▸ **PROBLEM TO SOLVE**
Search the entries for the word "SOkA" and pull out each line that has it.

---

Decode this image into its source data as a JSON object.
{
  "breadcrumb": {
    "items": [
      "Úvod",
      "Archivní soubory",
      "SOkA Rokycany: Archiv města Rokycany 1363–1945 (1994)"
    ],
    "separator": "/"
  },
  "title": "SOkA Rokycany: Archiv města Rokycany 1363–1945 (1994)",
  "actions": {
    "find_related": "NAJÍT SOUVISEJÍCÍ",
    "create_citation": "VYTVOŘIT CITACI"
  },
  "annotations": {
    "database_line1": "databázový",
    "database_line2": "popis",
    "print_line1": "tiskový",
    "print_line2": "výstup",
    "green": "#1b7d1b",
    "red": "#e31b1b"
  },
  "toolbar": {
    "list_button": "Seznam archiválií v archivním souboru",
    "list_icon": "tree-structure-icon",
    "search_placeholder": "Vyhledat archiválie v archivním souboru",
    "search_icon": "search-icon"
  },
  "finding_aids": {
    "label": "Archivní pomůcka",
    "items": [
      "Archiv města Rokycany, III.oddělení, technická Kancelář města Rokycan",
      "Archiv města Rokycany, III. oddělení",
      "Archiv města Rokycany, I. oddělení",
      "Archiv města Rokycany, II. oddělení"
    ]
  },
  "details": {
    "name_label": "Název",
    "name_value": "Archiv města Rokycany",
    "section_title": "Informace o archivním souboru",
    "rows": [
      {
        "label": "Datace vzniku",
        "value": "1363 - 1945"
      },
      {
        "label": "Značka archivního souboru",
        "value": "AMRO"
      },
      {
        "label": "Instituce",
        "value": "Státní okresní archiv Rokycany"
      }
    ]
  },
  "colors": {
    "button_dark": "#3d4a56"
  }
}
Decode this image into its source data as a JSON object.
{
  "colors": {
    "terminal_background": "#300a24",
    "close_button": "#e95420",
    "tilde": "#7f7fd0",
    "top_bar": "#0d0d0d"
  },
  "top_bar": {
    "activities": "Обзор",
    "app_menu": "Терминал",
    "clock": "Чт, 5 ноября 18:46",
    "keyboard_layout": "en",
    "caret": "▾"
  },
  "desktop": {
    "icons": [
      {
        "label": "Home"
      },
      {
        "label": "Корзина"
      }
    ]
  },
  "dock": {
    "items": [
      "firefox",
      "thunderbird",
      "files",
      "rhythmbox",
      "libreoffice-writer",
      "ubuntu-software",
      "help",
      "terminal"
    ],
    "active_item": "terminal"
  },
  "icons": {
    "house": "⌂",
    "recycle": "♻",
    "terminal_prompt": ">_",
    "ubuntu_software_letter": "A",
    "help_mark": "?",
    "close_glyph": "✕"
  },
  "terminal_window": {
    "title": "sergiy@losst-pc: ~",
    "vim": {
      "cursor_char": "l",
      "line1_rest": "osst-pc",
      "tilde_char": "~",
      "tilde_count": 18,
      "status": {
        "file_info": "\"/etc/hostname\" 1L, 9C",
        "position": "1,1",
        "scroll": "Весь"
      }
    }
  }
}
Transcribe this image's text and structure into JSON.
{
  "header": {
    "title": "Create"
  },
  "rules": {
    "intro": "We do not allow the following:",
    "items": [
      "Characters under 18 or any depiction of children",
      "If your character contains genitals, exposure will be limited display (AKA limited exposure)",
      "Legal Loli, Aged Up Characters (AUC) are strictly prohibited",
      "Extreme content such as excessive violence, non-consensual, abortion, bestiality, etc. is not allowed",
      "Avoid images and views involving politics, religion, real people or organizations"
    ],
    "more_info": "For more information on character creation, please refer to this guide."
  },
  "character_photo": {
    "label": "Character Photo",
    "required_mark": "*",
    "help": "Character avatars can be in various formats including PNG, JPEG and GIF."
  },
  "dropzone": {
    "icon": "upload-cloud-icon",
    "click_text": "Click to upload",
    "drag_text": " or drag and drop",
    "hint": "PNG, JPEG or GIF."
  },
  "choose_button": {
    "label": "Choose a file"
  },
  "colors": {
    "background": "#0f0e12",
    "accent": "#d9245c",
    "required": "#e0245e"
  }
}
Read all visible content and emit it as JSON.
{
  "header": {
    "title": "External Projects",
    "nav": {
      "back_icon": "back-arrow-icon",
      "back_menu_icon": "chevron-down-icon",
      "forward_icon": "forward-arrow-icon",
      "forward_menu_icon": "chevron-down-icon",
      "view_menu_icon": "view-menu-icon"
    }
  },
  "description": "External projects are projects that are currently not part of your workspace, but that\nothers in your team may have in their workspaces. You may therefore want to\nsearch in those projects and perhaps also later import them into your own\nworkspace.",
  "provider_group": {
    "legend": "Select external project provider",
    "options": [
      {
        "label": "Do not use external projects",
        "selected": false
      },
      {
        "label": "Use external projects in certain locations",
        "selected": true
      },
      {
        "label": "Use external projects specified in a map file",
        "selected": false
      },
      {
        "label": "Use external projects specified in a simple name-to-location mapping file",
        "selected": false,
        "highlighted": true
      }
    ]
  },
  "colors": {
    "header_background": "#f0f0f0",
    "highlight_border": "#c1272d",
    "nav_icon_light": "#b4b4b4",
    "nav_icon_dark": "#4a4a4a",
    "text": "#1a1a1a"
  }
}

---

▸ **SOLUTION TO THIS EXERCISE**
      "SOkA Rokycany: Archiv města Rokycany 1363–1945 (1994)"
  "title": "SOkA Rokycany: Archiv města Rokycany 1363–1945 (1994)",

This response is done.